They told the colonists that they were represented “virtually” in Parliament and Parliament governed the Empire—the King helped too—and so pay your taxes and be good citizens.

The colonists claimed the high ground of having certain natural rights, guaranteed by common law and the unwritten English constitution. When the constitution was violated and/or the rulers (king and parliament) took steps beyond the constitution and acted as tyrants, then the “people” had a right to remove the tyrant.

In this instance, instead of assassinating the tyrant, like Julius Caesar’s enemies dispatched him, the colonists opted out of the empire to create their own government. Presto, the Declaration of Independence came into being.

Since King and Parliament didn’t buy into that option, the American Revolution erupted. By George (III), we’ll make them conform!

From then to today–with one violent exception, the Civil War–we have found a way to reconcile and mediate our internal political differences through the rule of law and a peaceful political process.

But what works at home doesn’t always work in a global society where many disagree violently with our way of life and culture or religion. There is no “world constitution” to which we all adhere to. So each nation still looks after its own interests.

Transcending national boundaries are radical movements like Islamic fundamentalism, which does not brook or accept contrary or contradictory beliefs, like orthodox Christianity or Judaism for example.

Radical Islam is worsened by ruling elites who have kept millions impoverished and on the margins of society in those countries. This fuels discontent, and gives even more volatility to a “radical” solution, like revolutions which have marked the Arab spring.

And today there is the possibility of very unfriendly governments developing (Iran) or already possessing (Pakistan) nuclear options. This makes futurific scenarios even scarier since some of the radical leaders in these countries are willing to sacrifice their people and countries for their cause.

If you don’t believe that, consider the following.

Fidel Castro told the Soviets in the fall of 1962 to go ahead and put missiles in Cuba aimed at the United States. If the U. S. responded with a nuclear attack on Cuba or the Soviet Union, so be it. This was in a “Doomsday” letter he sent Soviet premier Nikita Khrushchev.

Fidel was ready for Armageddon. The Soviets weren’t, and they blinked first in the confrontation that became known as the Cuban Missile Crisis of October, 1962.

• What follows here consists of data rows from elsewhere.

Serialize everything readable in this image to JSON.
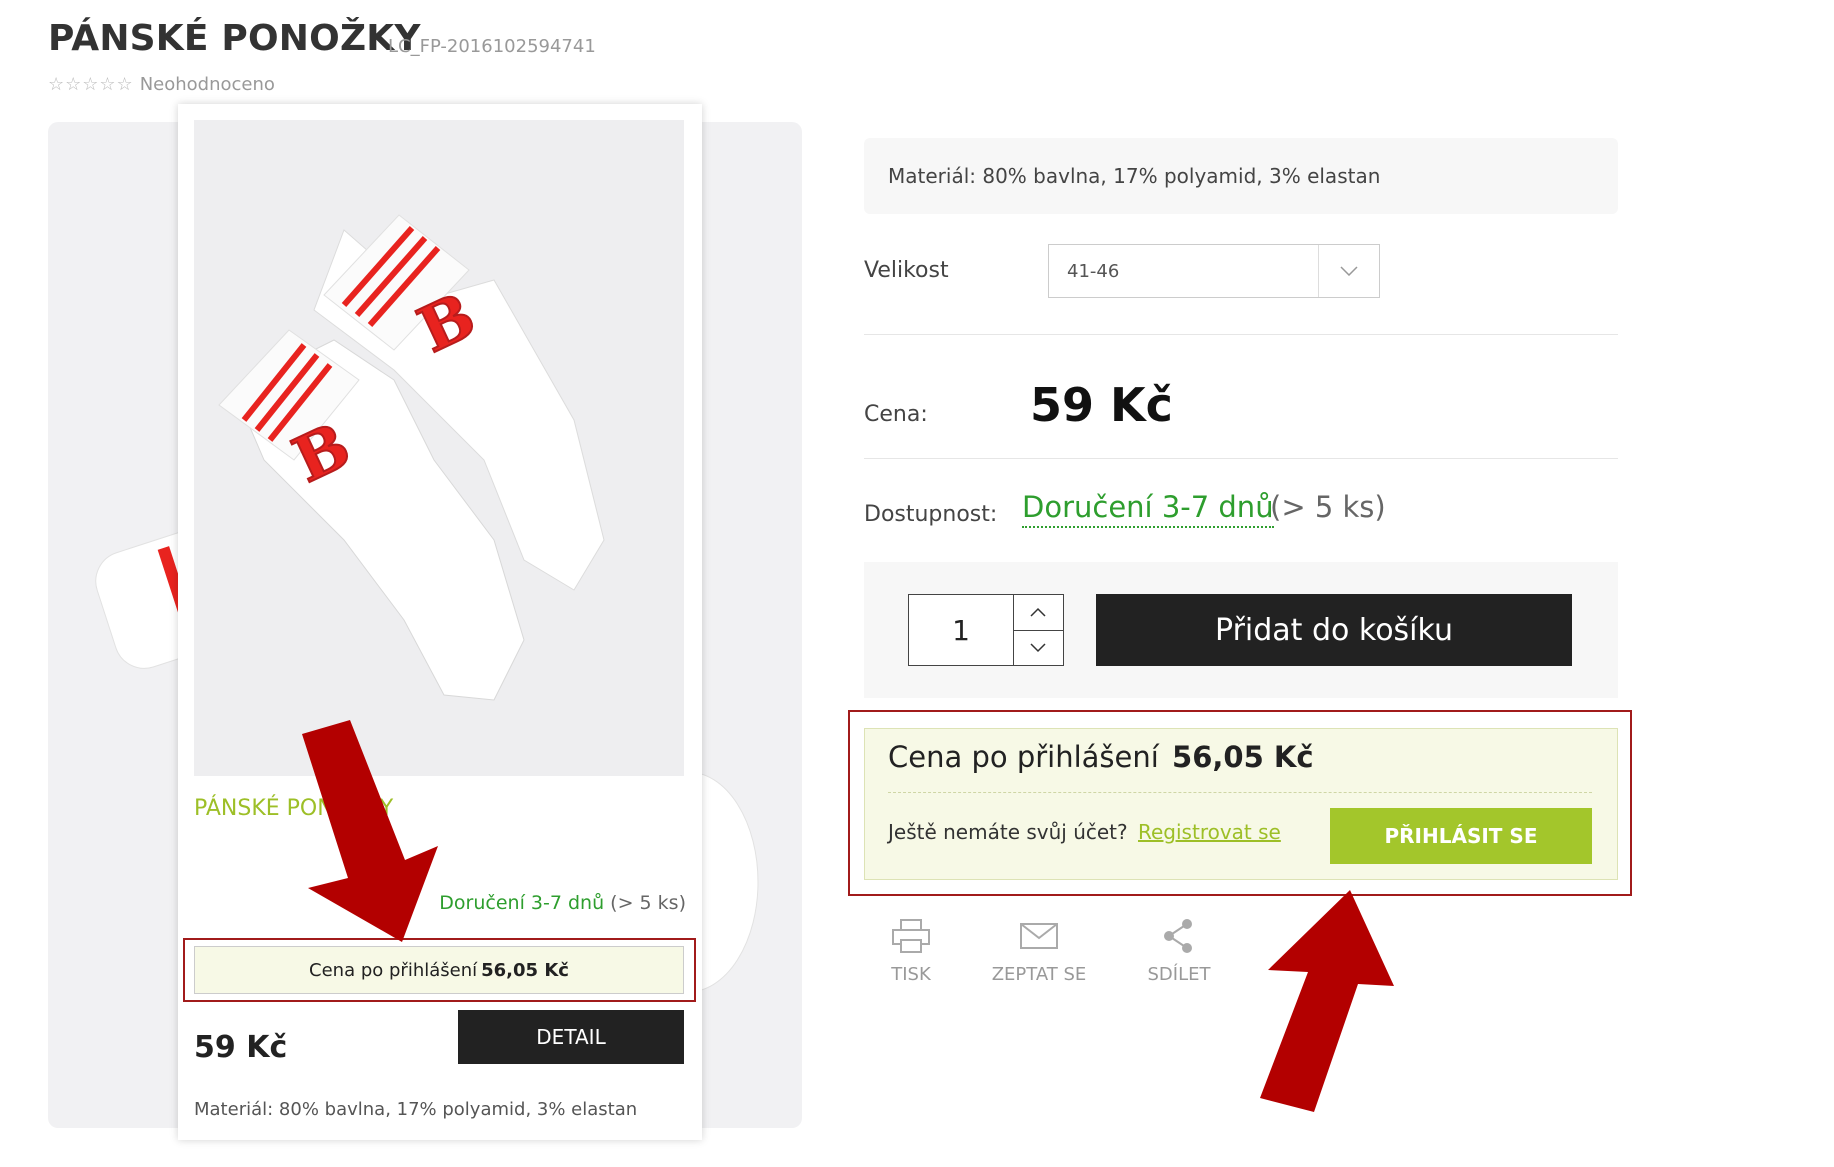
{
  "product": {
    "title": "PÁNSKÉ PONOŽKY",
    "code": "LC_FP-2016102594741",
    "rating_text": "Neohodnoceno"
  },
  "card": {
    "name": "PÁNSKÉ PONOŽKY",
    "availability": "Doručení 3-7 dnů",
    "availability_count": "(> 5 ks)",
    "login_price_label": "Cena po přihlášení",
    "login_price_value": "56,05  Kč",
    "price": "59 Kč",
    "detail_button": "DETAIL",
    "material": "Materiál: 80% bavlna, 17% polyamid, 3% elastan"
  },
  "details": {
    "material": "Materiál: 80% bavlna, 17% polyamid, 3% elastan",
    "size_label": "Velikost",
    "size_value": "41-46",
    "price_label": "Cena:",
    "price": "59 Kč",
    "availability_label": "Dostupnost:",
    "availability": "Doručení 3-7 dnů",
    "availability_count": "(> 5 ks)",
    "quantity": "1",
    "add_to_cart": "Přidat do košíku",
    "login_price_label": "Cena po přihlášení",
    "login_price_value": "56,05 Kč",
    "no_account": "Ještě nemáte svůj účet?",
    "register_link": "Registrovat se",
    "login_button": "PŘIHLÁSIT SE"
  },
  "actions": [
    {
      "label": "TISK",
      "icon": "print-icon"
    },
    {
      "label": "ZEPTAT SE",
      "icon": "mail-icon"
    },
    {
      "label": "SDÍLET",
      "icon": "share-icon"
    }
  ],
  "colors": {
    "accent_green": "#a3c62b",
    "availability_green": "#2e9e2e",
    "highlight_red": "#a11b1b",
    "annotation_arrow": "#b30000"
  }
}
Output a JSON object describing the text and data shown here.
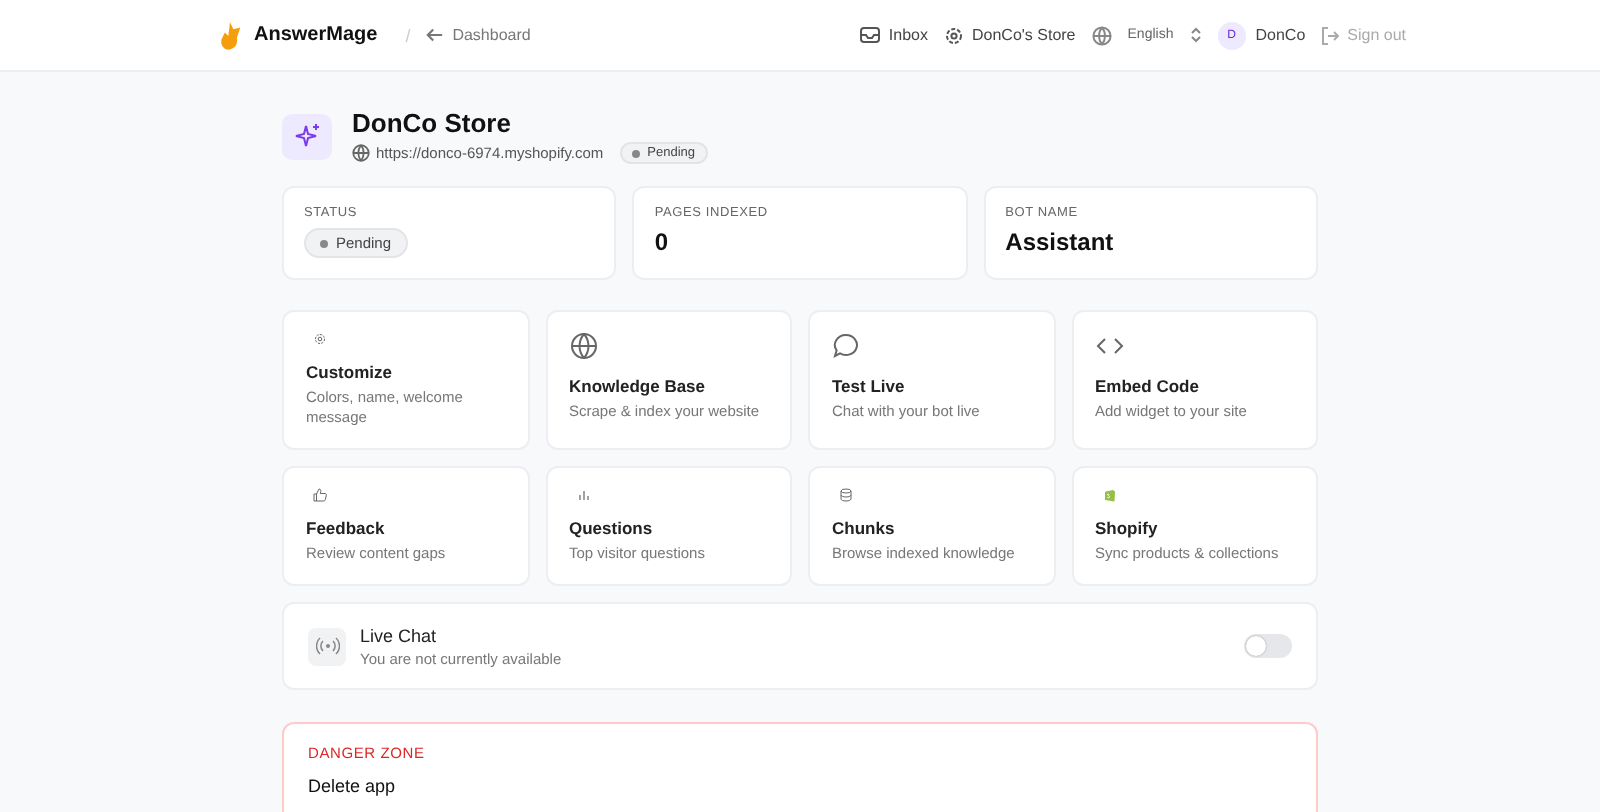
{
  "header": {
    "brand": "AnswerMage",
    "separator": "/",
    "back_link": "Dashboard",
    "inbox": "Inbox",
    "store": "DonCo's Store",
    "language": "English",
    "user_initial": "D",
    "user_name": "DonCo",
    "sign_out": "Sign out"
  },
  "store": {
    "name": "DonCo Store",
    "url": "https://donco-6974.myshopify.com",
    "status": "Pending"
  },
  "stats": [
    {
      "label": "STATUS",
      "kind": "badge",
      "value": "Pending"
    },
    {
      "label": "PAGES INDEXED",
      "kind": "text",
      "value": "0"
    },
    {
      "label": "BOT NAME",
      "kind": "text",
      "value": "Assistant"
    }
  ],
  "actions": [
    {
      "kind": "gear",
      "title": "Customize",
      "desc": "Colors, name, welcome message"
    },
    {
      "kind": "globe",
      "title": "Knowledge Base",
      "desc": "Scrape & index your website"
    },
    {
      "kind": "chat",
      "title": "Test Live",
      "desc": "Chat with your bot live"
    },
    {
      "kind": "code",
      "title": "Embed Code",
      "desc": "Add widget to your site"
    },
    {
      "kind": "thumb",
      "title": "Feedback",
      "desc": "Review content gaps"
    },
    {
      "kind": "bars",
      "title": "Questions",
      "desc": "Top visitor questions"
    },
    {
      "kind": "database",
      "title": "Chunks",
      "desc": "Browse indexed knowledge"
    },
    {
      "kind": "bag",
      "title": "Shopify",
      "desc": "Sync products & collections"
    }
  ],
  "live_chat": {
    "title": "Live Chat",
    "subtitle": "You are not currently available",
    "on": false
  },
  "danger_zone": {
    "title": "DANGER ZONE",
    "item": "Delete app"
  }
}
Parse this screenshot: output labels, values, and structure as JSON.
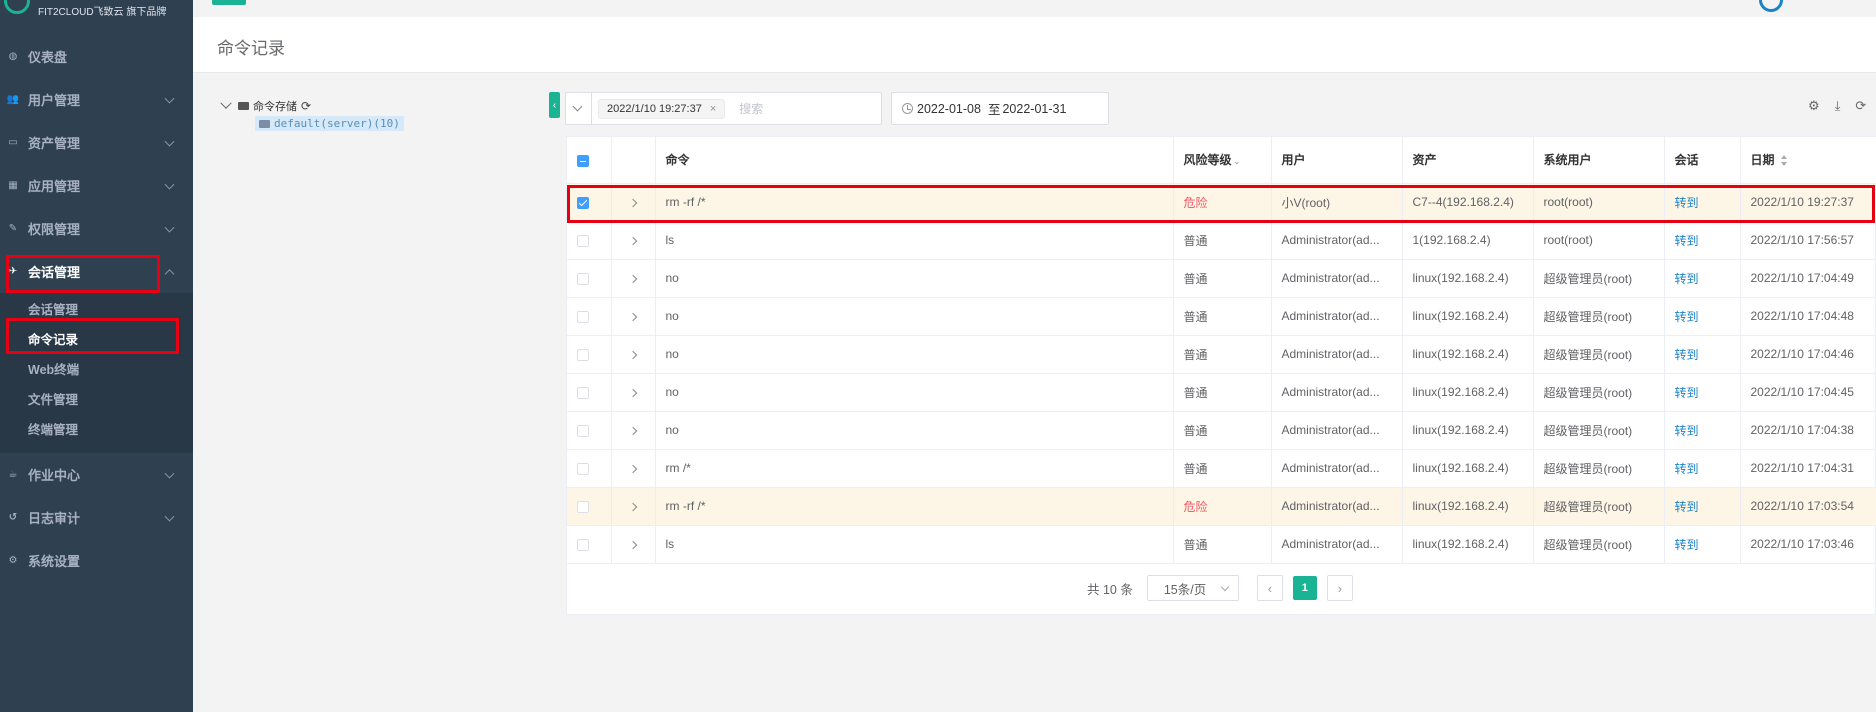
{
  "brand": {
    "text": "FIT2CLOUD飞致云 旗下品牌"
  },
  "sidebar": {
    "items": [
      {
        "label": "仪表盘",
        "icon": "dashboard-icon",
        "has_children": false
      },
      {
        "label": "用户管理",
        "icon": "users-icon",
        "has_children": true
      },
      {
        "label": "资产管理",
        "icon": "inbox-icon",
        "has_children": true
      },
      {
        "label": "应用管理",
        "icon": "grid-icon",
        "has_children": true
      },
      {
        "label": "权限管理",
        "icon": "edit-icon",
        "has_children": true
      },
      {
        "label": "会话管理",
        "icon": "rocket-icon",
        "has_children": true,
        "expanded": true
      }
    ],
    "submenu": [
      {
        "label": "会话管理"
      },
      {
        "label": "命令记录",
        "current": true
      },
      {
        "label": "Web终端"
      },
      {
        "label": "文件管理"
      },
      {
        "label": "终端管理"
      }
    ],
    "items_after": [
      {
        "label": "作业中心",
        "icon": "coffee-icon",
        "has_children": true
      },
      {
        "label": "日志审计",
        "icon": "history-icon",
        "has_children": true
      },
      {
        "label": "系统设置",
        "icon": "gears-icon",
        "has_children": false
      }
    ]
  },
  "page": {
    "title": "命令记录"
  },
  "tree": {
    "root_label": "命令存储",
    "child_label": "default(server)(10)"
  },
  "search": {
    "tag": "2022/1/10 19:27:37",
    "tag_close": "×",
    "placeholder": "搜索"
  },
  "date_range": {
    "start": "2022-01-08",
    "separator": "至",
    "end": "2022-01-31"
  },
  "table": {
    "headers": {
      "command": "命令",
      "risk": "风险等级",
      "user": "用户",
      "asset": "资产",
      "system_user": "系统用户",
      "session": "会话",
      "date": "日期"
    },
    "rows": [
      {
        "command": "rm -rf /*",
        "risk": "危险",
        "user": "小V(root)",
        "asset": "C7--4(192.168.2.4)",
        "system_user": "root(root)",
        "session": "转到",
        "date": "2022/1/10 19:27:37"
      },
      {
        "command": "ls",
        "risk": "普通",
        "user": "Administrator(ad...",
        "asset": "1(192.168.2.4)",
        "system_user": "root(root)",
        "session": "转到",
        "date": "2022/1/10 17:56:57"
      },
      {
        "command": "no",
        "risk": "普通",
        "user": "Administrator(ad...",
        "asset": "linux(192.168.2.4)",
        "system_user": "超级管理员(root)",
        "session": "转到",
        "date": "2022/1/10 17:04:49"
      },
      {
        "command": "no",
        "risk": "普通",
        "user": "Administrator(ad...",
        "asset": "linux(192.168.2.4)",
        "system_user": "超级管理员(root)",
        "session": "转到",
        "date": "2022/1/10 17:04:48"
      },
      {
        "command": "no",
        "risk": "普通",
        "user": "Administrator(ad...",
        "asset": "linux(192.168.2.4)",
        "system_user": "超级管理员(root)",
        "session": "转到",
        "date": "2022/1/10 17:04:46"
      },
      {
        "command": "no",
        "risk": "普通",
        "user": "Administrator(ad...",
        "asset": "linux(192.168.2.4)",
        "system_user": "超级管理员(root)",
        "session": "转到",
        "date": "2022/1/10 17:04:45"
      },
      {
        "command": "no",
        "risk": "普通",
        "user": "Administrator(ad...",
        "asset": "linux(192.168.2.4)",
        "system_user": "超级管理员(root)",
        "session": "转到",
        "date": "2022/1/10 17:04:38"
      },
      {
        "command": "rm /*",
        "risk": "普通",
        "user": "Administrator(ad...",
        "asset": "linux(192.168.2.4)",
        "system_user": "超级管理员(root)",
        "session": "转到",
        "date": "2022/1/10 17:04:31"
      },
      {
        "command": "rm -rf /*",
        "risk": "危险",
        "user": "Administrator(ad...",
        "asset": "linux(192.168.2.4)",
        "system_user": "超级管理员(root)",
        "session": "转到",
        "date": "2022/1/10 17:03:54"
      },
      {
        "command": "ls",
        "risk": "普通",
        "user": "Administrator(ad...",
        "asset": "linux(192.168.2.4)",
        "system_user": "超级管理员(root)",
        "session": "转到",
        "date": "2022/1/10 17:03:46"
      }
    ]
  },
  "pagination": {
    "total": "共 10 条",
    "page_size": "15条/页",
    "current_page": "1",
    "prev": "‹",
    "next": "›"
  },
  "colors": {
    "sidebar_bg": "#2f4050",
    "accent": "#1ab394",
    "danger": "#ed5565",
    "link": "#1c84c6",
    "highlight": "#e60012"
  }
}
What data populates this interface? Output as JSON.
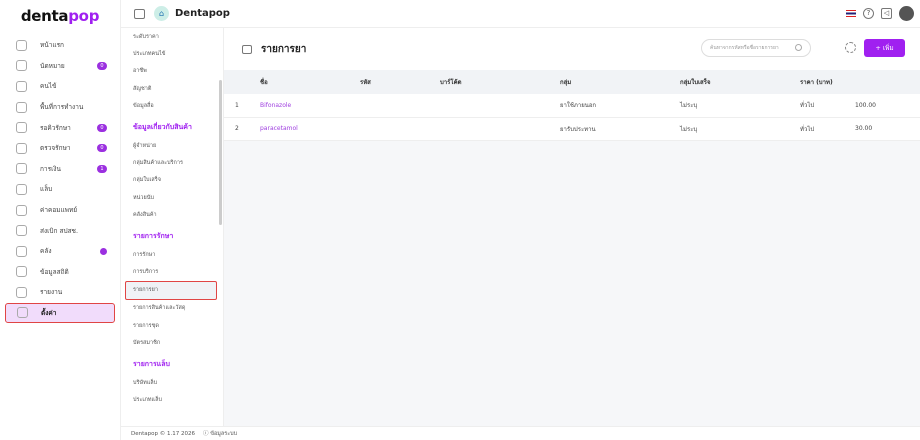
{
  "logo": {
    "text_a": "denta",
    "text_b": "pop"
  },
  "sidebar": {
    "items": [
      {
        "label": "หน้าแรก",
        "icon": "home-icon"
      },
      {
        "label": "นัดหมาย",
        "icon": "calendar-icon",
        "badge": "0"
      },
      {
        "label": "คนไข้",
        "icon": "user-icon"
      },
      {
        "label": "พื้นที่การทำงาน",
        "icon": "workspace-icon"
      },
      {
        "label": "รอคิวรักษา",
        "icon": "dental-chair-icon",
        "badge": "0"
      },
      {
        "label": "ตรวจรักษา",
        "icon": "tools-icon",
        "badge": "0"
      },
      {
        "label": "การเงิน",
        "icon": "money-icon",
        "badge": "1"
      },
      {
        "label": "แล็บ",
        "icon": "tooth-icon"
      },
      {
        "label": "ค่าคอมแพทย์",
        "icon": "percent-icon"
      },
      {
        "label": "ส่งเบิก สปสช.",
        "icon": "cloud-icon"
      },
      {
        "label": "คลัง",
        "icon": "box-icon",
        "dot": true
      },
      {
        "label": "ข้อมูลสถิติ",
        "icon": "stats-icon"
      },
      {
        "label": "รายงาน",
        "icon": "report-icon"
      },
      {
        "label": "ตั้งค่า",
        "icon": "gear-icon",
        "active": true
      }
    ]
  },
  "topbar": {
    "brand": "Dentapop",
    "language": "th-flag"
  },
  "submenu": [
    {
      "type": "item",
      "label": "ระดับราคา"
    },
    {
      "type": "item",
      "label": "ประเภทคนไข้"
    },
    {
      "type": "item",
      "label": "อาชีพ"
    },
    {
      "type": "item",
      "label": "สัญชาติ"
    },
    {
      "type": "item",
      "label": "ข้อมูลสื่อ"
    },
    {
      "type": "head",
      "label": "ข้อมูลเกี่ยวกับสินค้า"
    },
    {
      "type": "item",
      "label": "ผู้จำหน่าย"
    },
    {
      "type": "item",
      "label": "กลุ่มสินค้าและบริการ"
    },
    {
      "type": "item",
      "label": "กลุ่มใบเสร็จ"
    },
    {
      "type": "item",
      "label": "หน่วยนับ"
    },
    {
      "type": "item",
      "label": "คลังสินค้า"
    },
    {
      "type": "head",
      "label": "รายการรักษา"
    },
    {
      "type": "item",
      "label": "การรักษา"
    },
    {
      "type": "item",
      "label": "การบริการ"
    },
    {
      "type": "item",
      "label": "รายการยา",
      "active": true
    },
    {
      "type": "item",
      "label": "รายการสินค้าและวัสดุ"
    },
    {
      "type": "item",
      "label": "รายการชุด"
    },
    {
      "type": "item",
      "label": "บัตรสมาชิก"
    },
    {
      "type": "head",
      "label": "รายการแล็บ"
    },
    {
      "type": "item",
      "label": "บริษัทแล็บ"
    },
    {
      "type": "item",
      "label": "ประเภทแล็บ"
    }
  ],
  "main": {
    "title": "รายการยา",
    "search_placeholder": "ค้นหาจากรหัสหรือชื่อรายการยา",
    "add_label": "+ เพิ่ม",
    "columns": [
      "",
      "ชื่อ",
      "รหัส",
      "บาร์โค้ด",
      "กลุ่ม",
      "กลุ่มใบเสร็จ",
      "ราคา (บาท)",
      ""
    ],
    "rows": [
      [
        "1",
        "Bifonazole",
        "",
        "",
        "ยาใช้ภายนอก",
        "ไม่ระบุ",
        "ทั่วไป",
        "100.00"
      ],
      [
        "2",
        "paracetamol",
        "",
        "",
        "ยารับประทาน",
        "ไม่ระบุ",
        "ทั่วไป",
        "30.00"
      ]
    ]
  },
  "footer": {
    "version": "Dentapop © 1.17 2026",
    "info": "ⓘ ข้อมูลระบบ"
  },
  "colors": {
    "accent": "#a020f0",
    "highlight": "#e04545"
  }
}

How we navigate the dangerous shoals in troubled waters today is very real. Overthrowing and replacing governments was an old standby to get things done. It seems to be less and less of an option today in a world that sees our shaking fist and “red lines” in the sand, and is contemptuous of what we can do.